I’m moderate to strong protanomaly colorblind. Reds appear much darker to me. Purple always looks dark blue and light green often appears yellow. If I have a very large sample I can sometimes distinguish the colors but there is no chance if it is small (like a speck of blood looks black, or the little LED lights that flash yellow/green/red to indicate functions on electronics).

I tend to fail colorblind tests miserably. I tried the glasses and with the glasses I was able to achieve a perfect score. However, it wasn’t like in the youtube videos at all. Maybe if they allowed me to look around a bit more I would have had a more interesting effect. As it was, I passed the test, took a look around the boutique and just thought “Yeah, they’re sunglasses, nothing is in true color but it somehow helped me pass the test”. I was underwhelmed and didn’t consider purchasing them.

Maybe I’ll give it another try some day. But, to answer OP’s question. I know what I can’t see. I know purple is red and blue and I can see it in certain situations if the lighting is right and the sample is large enough. Its the contrast with other colors that is missing mainly.

Colorblind here. Sounds like most people have explained it pretty well. I just wanted to add about my experience with the Enchroma glasses.

A local art museum was running a promotion with Enchroma where you got to borrow a free pair of glasses as you tour the museum. The only problem? The whole museum was dedicated to an exhibit by a black and white photographer hahaha. We ended up just going to the roof and having a beer while I looked over the city and looked at people’s clothes.

They also sometimes think the colors aren’t real. My brother wore his glasses out to a public gathering in the woods, with a building for cookouts. He took off his glasses halfway through because he was convinced they weren’t working. He thought that the tacky off pink building was white, and that the glasses made him think it was pink. Blew his colorblind mind when we all told him it was pink and he realized we weren’t fucking with him

Trying to be REALLY ELI5 here:

First, colorblindness is not just seeing everything in black-and-white.

Our eyes have color sensors. Most people have 3 different colors sensor (Red, Green, Blue). When we look at a color, all 3 sensor are stimulated depending on the color. So, for example, we can see a lot of green, a bit blue but no red at all, and then our brain interprets that as a unique single color.

There are dozens of different types of colorblindness. The most usual are when one sensor overlaps the other, that is: one green-bluish and another blue-greenish. So the sensors are kind of redundant because they will always detect almost the same thing.

They filter out that overlapping intersection. So those two almost identical sensors will start to actually detect different colors.

My fiancée’s family bought me the outdoor glasses. It was our first Christmas together and I bawled my eyes out in front of her family and our kids.

I put them on outside and it took about 15 minutes for my eyes to not see everything as one shade of light red. After this, I had to ask her what the colors were of several things including cars, walls of buildings, and natural things.

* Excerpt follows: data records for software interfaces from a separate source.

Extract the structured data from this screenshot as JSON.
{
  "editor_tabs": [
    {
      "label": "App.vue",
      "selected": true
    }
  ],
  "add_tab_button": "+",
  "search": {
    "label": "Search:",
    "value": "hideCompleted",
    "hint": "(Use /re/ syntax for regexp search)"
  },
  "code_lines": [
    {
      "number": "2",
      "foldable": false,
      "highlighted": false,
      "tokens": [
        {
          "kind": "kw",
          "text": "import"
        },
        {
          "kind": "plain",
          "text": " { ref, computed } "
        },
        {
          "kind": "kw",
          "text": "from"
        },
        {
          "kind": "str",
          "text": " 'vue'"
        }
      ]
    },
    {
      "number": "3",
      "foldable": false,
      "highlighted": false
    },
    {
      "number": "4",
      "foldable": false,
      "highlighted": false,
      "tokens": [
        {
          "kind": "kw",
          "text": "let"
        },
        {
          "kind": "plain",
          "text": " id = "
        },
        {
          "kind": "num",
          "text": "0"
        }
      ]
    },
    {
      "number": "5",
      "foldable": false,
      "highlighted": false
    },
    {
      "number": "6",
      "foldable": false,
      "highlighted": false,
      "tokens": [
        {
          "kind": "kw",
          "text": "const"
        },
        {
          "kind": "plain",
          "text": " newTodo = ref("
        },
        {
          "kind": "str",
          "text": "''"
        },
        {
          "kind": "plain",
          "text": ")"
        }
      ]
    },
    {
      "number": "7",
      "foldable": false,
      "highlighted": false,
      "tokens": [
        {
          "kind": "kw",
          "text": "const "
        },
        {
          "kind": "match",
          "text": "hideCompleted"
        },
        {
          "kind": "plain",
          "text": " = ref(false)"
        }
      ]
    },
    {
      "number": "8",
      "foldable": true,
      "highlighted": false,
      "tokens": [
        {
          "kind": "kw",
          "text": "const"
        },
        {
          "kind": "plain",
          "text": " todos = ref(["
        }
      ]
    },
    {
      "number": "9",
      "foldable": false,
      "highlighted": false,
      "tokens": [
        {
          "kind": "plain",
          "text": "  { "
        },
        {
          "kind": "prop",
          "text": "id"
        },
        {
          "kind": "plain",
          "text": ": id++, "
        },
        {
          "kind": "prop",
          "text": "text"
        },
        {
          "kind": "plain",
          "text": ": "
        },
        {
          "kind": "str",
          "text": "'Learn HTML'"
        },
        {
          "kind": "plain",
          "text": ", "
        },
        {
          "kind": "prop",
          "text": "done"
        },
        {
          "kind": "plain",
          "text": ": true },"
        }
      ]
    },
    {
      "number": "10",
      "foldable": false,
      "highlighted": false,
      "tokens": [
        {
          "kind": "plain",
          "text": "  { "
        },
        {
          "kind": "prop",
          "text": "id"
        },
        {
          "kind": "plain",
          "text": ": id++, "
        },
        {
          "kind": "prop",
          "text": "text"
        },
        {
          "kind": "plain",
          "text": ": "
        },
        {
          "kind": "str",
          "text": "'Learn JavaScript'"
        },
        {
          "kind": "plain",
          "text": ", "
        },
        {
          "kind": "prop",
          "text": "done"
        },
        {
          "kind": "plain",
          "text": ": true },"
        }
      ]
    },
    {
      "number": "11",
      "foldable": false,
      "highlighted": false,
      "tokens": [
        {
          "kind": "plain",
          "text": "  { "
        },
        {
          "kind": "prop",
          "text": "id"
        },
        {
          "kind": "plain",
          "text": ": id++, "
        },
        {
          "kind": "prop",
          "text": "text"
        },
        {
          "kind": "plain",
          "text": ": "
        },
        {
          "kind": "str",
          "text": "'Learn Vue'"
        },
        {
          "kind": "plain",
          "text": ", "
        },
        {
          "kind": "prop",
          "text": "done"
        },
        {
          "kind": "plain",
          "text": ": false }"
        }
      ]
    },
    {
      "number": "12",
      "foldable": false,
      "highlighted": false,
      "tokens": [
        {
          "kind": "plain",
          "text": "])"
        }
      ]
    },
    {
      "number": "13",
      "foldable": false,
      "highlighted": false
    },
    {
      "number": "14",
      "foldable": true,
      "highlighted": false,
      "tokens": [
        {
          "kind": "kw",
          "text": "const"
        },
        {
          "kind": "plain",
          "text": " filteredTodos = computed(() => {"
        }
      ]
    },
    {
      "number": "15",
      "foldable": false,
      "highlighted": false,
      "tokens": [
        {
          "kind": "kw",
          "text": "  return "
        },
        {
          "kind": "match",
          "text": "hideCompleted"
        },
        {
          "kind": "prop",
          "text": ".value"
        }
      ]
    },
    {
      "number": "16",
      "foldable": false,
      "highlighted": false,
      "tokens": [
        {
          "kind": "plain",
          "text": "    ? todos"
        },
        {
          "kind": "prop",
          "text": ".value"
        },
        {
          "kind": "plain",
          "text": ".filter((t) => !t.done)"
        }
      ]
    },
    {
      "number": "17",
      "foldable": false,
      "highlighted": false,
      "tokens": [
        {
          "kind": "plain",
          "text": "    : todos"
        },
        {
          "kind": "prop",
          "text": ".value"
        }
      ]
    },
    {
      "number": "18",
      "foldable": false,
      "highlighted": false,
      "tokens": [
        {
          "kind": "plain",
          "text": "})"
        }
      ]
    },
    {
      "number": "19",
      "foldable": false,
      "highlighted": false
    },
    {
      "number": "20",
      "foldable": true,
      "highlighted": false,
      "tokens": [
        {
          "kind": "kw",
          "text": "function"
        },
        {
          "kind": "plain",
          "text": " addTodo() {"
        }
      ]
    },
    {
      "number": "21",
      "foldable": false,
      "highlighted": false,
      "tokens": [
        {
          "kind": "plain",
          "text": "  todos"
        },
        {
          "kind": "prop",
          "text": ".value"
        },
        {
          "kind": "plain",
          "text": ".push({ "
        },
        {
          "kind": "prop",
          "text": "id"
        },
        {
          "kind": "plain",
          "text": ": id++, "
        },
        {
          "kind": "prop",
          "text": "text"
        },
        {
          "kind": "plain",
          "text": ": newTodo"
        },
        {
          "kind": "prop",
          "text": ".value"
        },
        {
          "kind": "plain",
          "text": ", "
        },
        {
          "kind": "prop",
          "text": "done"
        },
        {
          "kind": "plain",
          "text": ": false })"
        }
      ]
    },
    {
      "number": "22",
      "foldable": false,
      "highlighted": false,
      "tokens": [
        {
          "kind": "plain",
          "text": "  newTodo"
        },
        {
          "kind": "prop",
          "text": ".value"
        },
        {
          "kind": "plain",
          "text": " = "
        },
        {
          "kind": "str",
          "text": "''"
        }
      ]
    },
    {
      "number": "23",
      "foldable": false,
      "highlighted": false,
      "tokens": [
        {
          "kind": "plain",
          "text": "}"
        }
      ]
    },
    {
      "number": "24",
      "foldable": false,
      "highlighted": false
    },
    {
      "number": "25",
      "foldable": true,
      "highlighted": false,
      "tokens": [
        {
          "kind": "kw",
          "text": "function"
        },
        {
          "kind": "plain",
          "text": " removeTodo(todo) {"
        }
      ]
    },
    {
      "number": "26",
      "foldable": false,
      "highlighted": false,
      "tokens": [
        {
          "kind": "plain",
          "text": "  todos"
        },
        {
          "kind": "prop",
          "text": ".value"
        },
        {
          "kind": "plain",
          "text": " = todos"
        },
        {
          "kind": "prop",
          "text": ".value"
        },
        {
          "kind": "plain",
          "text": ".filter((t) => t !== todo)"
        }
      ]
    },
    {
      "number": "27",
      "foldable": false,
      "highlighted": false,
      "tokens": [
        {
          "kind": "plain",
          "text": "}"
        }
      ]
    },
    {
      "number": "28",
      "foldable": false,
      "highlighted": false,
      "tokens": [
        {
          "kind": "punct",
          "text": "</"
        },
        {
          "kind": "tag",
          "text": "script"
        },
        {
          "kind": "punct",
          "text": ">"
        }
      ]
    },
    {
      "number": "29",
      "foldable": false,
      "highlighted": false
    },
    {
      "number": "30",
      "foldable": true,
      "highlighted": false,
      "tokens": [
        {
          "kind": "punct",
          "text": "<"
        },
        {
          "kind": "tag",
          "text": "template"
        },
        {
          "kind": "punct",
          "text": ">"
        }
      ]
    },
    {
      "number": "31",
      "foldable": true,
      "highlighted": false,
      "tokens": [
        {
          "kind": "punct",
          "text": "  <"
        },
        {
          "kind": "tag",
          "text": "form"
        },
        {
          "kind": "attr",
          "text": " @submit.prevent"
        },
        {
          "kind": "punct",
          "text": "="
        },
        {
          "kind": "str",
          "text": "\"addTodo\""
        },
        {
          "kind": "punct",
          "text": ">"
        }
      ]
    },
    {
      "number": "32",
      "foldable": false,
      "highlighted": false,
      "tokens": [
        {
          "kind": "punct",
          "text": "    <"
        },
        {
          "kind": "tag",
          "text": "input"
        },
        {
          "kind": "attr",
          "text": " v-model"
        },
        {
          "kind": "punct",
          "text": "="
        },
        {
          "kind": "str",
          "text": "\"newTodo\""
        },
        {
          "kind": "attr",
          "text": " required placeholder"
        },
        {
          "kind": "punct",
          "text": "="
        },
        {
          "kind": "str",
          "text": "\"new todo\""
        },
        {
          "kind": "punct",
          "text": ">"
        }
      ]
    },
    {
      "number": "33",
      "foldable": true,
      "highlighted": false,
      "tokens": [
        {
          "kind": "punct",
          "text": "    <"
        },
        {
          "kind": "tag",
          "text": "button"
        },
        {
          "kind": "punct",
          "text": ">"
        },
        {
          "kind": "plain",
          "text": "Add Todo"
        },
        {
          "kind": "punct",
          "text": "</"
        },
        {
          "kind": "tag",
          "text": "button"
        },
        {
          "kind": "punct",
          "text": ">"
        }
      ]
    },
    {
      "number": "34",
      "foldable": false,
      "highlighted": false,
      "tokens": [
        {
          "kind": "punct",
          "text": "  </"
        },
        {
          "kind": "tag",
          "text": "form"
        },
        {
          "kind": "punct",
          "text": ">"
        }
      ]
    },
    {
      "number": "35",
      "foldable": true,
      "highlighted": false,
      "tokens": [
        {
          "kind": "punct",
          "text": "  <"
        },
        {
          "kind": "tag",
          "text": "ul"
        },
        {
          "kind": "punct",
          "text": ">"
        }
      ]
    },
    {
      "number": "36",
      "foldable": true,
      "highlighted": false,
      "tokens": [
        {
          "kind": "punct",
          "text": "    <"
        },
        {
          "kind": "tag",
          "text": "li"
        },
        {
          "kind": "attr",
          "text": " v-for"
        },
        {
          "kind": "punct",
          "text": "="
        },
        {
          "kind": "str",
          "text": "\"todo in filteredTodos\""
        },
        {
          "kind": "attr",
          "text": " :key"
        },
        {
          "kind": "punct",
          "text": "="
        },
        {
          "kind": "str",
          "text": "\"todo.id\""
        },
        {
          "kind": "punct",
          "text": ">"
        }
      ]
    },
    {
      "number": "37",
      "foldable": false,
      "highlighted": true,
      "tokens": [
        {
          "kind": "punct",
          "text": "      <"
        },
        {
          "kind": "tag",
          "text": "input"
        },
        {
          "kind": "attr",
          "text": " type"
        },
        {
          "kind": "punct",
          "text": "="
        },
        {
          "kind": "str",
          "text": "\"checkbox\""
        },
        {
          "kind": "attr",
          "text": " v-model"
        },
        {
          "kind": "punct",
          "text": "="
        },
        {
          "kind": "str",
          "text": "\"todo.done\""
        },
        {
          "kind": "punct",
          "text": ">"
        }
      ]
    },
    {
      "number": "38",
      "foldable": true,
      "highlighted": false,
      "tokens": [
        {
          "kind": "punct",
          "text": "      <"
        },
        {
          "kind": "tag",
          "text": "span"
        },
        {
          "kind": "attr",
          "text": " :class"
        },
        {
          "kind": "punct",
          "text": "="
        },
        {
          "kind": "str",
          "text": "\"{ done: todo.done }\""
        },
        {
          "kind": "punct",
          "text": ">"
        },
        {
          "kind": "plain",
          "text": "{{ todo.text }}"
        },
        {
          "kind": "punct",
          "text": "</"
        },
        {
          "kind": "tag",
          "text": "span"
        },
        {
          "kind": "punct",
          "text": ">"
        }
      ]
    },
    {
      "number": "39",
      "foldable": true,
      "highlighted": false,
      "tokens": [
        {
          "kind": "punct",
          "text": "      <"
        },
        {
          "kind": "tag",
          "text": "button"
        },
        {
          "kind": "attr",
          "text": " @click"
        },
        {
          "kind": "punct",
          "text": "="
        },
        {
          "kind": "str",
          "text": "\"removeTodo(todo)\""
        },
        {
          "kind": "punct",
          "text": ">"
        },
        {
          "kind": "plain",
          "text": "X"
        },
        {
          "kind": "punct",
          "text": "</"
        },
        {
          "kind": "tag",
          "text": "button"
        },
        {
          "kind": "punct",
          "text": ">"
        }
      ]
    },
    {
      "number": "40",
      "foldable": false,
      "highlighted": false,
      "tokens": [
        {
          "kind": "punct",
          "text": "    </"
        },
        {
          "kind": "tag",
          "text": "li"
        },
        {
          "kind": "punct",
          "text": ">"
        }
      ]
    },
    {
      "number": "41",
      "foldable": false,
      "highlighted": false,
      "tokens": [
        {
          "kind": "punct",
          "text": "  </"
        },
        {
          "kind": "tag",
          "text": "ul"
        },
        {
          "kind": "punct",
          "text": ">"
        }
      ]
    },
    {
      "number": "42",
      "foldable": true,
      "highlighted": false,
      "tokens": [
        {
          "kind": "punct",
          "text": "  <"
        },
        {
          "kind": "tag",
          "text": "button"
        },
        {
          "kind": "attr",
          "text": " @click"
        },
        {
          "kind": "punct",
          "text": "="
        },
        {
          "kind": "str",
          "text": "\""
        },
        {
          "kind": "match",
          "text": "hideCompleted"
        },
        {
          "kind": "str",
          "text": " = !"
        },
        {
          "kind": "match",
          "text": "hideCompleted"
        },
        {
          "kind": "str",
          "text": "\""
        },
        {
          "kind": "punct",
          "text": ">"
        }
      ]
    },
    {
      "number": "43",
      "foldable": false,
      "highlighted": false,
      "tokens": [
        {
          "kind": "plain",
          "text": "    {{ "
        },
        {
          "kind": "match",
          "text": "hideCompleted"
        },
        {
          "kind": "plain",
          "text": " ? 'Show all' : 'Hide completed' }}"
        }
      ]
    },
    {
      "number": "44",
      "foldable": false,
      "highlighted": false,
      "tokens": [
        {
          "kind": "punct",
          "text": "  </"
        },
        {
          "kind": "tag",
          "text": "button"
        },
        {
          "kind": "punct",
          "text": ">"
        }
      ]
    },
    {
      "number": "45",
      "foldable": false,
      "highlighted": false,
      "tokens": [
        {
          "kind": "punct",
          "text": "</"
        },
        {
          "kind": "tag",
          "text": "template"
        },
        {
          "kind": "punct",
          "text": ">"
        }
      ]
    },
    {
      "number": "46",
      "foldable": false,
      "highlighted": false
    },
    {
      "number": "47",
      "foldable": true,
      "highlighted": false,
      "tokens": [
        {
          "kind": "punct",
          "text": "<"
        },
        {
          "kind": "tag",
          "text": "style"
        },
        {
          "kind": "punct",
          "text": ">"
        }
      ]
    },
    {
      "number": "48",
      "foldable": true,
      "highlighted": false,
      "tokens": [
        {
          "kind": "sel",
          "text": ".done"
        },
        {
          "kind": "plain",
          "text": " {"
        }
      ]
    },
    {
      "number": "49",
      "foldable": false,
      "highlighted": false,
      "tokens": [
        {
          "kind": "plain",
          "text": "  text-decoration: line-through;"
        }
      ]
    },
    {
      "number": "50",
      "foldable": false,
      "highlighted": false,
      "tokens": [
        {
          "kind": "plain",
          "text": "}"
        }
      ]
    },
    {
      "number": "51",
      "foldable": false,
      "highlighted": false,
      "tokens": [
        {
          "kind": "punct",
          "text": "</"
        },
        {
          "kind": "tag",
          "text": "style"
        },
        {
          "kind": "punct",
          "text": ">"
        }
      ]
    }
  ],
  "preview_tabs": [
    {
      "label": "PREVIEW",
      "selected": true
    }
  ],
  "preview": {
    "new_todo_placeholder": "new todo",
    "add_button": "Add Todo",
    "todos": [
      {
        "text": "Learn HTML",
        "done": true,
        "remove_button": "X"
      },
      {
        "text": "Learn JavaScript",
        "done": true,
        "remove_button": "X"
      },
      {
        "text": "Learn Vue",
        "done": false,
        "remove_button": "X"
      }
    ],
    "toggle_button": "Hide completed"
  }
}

Everything was so much more vibrant and I got chills looking at her eyes in the sunlight. The colors I already knew were so beautiful and bright, new colors like seeing red correctly for the first time was life changing.

Anyone else with blue/yellow colorblindness fucking hate teal & maroon? Cause I hate teal and maroon.
Also I’m curious to know how many women here are CB? I am a colorblind left handed woman and statistically should have a penis somewhere around here. maybe I do and it’s maroon.